Fleeting romance in a hotel lobby
For as long as I can remember I’ve always felt an overwhelming sense of romanticism in hotels. Maybe its the transient gypsy in me who clings to a constant sense of adventure, or the cloak of anonymity which is my armour in a foreign city. Forever intrigued by the coming’s and going’s in a hotel lobby I find myself enamoured with those brief moments when my life is intimately intertwined with the mysterious lives of total strangers as they pass by, hotel key in hand, suitcase in tow.
What I love most about hotels is that no matter how unfamiliar the city and contrastingly different the culture, there are always elements that remain a constant. Quiet mornings in the executive lounge, piping hot black coffee, the local news paper, and a view of the world below. Crisp, over-starched white sheets and unfamiliar pillows that somehow help you fall into a deeper sleep than usual. Dining alone at the dimly lit connecting restaurant, heels slipped off under the table, book open, wine glass half-full.
As an adult now, I find myself gravitating to hotel bars even in the city I live, however especially when overseas: Watching afternoon turn to night over Santa Monica beach from the indoor palm filled oasis of Casa Del Mar. Evenings with friends at the Roosevelt. Lunch by the pool at the Beverley Hills Hotel. Cold desert night by the fireplace at The Parker, Palm Springs. Retreating from the madness of Manhattan to the quiet library of the Jade Hotel…
I can’t quite pin point the precise moment I developed a passion for hotels, but I have a hunch it was fuelled by my constant run-ins with the transient lifestyle. My parents split when I was too young to remember, and the majority of my life was spent between two homes living out of a regimentally packed weekend bag. When I was little, my step mother had a holiday apartment at the Sheraton Mirage on the Gold Coast of Australia, so weekends and holidays were spent eating fish and chips at the swim up bar while she sipped on a daiquiri under her glamorously oversized floppy hat.
The later half of my childhood was spent helping her and my father design and fit out her passion project, a luxury health resort tucked away in the quiet coastal town of Cabarita Beach. The hotel was finished and fully furnished years before it opened to the public, so our weekends and holidays were spent choosing which room to sleep in, pretending to be a guest at the spa, playing hide-and-go-seek in the empty hallways, late nights sitting in the industrial kitchen with my brother eating snacks and musing about life.
The eight long years of its development meant every inch of the property was taken into account, which birthed my obsession for well considered spaces: thoughtful decor, use of natural light, incorporation of exterior elements, and finer details that work to create a world of its own – from the books that line the shelf in the soap holders in the bathroom.

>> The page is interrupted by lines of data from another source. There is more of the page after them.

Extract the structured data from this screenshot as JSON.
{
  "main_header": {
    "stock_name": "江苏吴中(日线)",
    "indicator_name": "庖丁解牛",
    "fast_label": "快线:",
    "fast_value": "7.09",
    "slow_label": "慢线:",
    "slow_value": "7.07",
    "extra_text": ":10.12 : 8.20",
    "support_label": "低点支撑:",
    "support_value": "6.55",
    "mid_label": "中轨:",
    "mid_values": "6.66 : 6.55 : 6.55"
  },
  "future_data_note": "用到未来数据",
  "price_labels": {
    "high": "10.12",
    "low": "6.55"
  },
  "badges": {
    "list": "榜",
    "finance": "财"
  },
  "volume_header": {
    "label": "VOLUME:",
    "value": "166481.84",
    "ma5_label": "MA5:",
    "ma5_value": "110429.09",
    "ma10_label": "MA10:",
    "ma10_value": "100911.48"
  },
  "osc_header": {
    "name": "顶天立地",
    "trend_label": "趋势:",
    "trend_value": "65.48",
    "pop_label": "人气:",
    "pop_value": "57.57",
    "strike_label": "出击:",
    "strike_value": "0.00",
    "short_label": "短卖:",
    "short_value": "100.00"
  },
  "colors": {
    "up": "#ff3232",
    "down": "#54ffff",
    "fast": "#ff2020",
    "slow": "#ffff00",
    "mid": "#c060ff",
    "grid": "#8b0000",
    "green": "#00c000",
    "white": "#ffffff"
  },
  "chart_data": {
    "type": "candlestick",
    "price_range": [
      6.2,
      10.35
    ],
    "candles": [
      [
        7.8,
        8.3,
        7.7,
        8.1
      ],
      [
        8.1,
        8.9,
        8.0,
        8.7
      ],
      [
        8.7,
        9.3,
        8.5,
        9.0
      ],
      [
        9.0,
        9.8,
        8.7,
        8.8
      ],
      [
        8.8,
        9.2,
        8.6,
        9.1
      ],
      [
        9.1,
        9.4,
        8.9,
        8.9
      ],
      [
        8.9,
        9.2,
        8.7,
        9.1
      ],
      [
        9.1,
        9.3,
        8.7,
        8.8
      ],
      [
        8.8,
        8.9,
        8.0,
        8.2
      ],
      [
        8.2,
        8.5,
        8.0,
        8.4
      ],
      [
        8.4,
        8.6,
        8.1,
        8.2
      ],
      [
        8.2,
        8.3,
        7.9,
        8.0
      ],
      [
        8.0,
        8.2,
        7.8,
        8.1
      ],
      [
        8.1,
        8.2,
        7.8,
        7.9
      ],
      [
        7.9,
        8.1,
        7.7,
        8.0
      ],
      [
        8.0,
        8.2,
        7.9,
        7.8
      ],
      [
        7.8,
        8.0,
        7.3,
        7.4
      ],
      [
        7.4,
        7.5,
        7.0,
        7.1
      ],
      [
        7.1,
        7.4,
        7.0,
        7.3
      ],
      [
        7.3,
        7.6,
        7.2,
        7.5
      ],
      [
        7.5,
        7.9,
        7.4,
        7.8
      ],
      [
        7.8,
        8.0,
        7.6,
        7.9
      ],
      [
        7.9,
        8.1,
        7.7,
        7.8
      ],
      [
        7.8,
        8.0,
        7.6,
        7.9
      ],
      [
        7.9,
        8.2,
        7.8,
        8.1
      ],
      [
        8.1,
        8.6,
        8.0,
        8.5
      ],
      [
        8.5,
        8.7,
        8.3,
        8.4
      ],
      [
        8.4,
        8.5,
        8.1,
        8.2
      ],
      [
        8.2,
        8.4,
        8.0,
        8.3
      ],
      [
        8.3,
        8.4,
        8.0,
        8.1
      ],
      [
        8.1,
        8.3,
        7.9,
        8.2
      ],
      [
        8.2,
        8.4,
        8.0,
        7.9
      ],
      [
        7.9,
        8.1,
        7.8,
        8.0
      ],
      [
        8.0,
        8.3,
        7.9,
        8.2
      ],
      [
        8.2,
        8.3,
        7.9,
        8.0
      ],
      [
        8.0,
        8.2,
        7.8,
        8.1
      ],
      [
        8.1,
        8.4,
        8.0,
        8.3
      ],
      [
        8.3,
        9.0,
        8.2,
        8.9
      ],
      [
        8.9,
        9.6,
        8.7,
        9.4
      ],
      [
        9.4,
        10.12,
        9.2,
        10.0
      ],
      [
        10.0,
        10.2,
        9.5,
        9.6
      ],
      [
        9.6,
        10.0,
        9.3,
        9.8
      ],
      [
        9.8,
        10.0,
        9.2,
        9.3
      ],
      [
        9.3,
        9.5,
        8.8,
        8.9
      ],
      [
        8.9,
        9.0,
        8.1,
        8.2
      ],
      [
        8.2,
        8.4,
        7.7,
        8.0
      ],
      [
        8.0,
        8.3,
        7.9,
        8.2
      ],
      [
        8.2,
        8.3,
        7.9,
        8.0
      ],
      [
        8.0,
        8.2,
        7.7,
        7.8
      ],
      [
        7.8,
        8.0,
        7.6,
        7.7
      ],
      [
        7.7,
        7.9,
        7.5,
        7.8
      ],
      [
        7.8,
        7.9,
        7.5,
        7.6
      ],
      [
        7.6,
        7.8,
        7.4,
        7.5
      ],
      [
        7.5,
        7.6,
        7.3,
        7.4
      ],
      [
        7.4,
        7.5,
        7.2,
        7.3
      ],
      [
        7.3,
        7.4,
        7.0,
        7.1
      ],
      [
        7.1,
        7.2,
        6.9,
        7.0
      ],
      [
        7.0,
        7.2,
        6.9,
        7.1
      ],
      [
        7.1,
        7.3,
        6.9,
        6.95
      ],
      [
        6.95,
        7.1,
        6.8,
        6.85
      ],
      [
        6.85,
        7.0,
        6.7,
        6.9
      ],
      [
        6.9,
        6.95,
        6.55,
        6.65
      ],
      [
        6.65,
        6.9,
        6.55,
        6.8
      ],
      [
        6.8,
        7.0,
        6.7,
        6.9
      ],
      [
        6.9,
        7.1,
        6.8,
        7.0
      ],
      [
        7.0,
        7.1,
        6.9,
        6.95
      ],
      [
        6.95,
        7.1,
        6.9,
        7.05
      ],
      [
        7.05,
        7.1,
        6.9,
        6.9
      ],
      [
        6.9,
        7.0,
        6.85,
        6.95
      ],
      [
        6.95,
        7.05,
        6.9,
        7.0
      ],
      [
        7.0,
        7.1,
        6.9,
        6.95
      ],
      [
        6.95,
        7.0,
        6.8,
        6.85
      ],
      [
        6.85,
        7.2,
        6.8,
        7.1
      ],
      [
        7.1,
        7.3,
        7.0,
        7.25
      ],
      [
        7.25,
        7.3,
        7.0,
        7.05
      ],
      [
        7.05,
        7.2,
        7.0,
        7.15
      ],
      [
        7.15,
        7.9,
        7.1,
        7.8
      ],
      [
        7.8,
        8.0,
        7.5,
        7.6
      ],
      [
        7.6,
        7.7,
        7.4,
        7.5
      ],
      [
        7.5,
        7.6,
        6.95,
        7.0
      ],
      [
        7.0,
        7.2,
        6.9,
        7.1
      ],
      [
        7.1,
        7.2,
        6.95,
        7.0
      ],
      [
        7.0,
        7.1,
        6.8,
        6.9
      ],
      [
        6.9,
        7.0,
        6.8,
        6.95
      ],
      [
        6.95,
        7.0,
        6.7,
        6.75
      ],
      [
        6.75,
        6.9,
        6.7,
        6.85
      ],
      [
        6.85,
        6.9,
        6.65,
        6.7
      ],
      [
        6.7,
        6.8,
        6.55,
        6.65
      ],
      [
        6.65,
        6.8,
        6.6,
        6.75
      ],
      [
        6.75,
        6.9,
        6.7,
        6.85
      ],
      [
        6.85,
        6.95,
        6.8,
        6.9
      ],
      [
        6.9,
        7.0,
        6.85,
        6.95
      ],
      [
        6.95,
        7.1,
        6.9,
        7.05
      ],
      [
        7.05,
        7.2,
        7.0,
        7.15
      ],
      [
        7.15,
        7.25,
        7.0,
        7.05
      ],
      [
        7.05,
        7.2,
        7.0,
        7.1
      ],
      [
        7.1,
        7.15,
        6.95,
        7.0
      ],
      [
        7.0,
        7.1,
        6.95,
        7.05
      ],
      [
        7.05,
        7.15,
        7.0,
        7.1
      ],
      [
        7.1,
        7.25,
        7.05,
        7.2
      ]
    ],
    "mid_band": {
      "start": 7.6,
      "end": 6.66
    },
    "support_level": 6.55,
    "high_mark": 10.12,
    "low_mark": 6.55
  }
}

But outside the privacy of your room, it’s the hotel lobby I love the most. A lobby can be a microcosm of an unequal world, and the moment you enter the revolving doors, suitcase in tow, you have the freedom to establish your place in it however you like, becoming whoever you like. A friend of mine with crippling social anxiety takes on a character whenever faced with a social setting that makes him uncomfortable. His armour from the world which protects the real and delicate him from the potential penetration of strangers. It’s this ‘costume’ that good hotels inspire, while the great hotels satisfy everyone’s secret desire to escape our reality for a fleeting moment in time.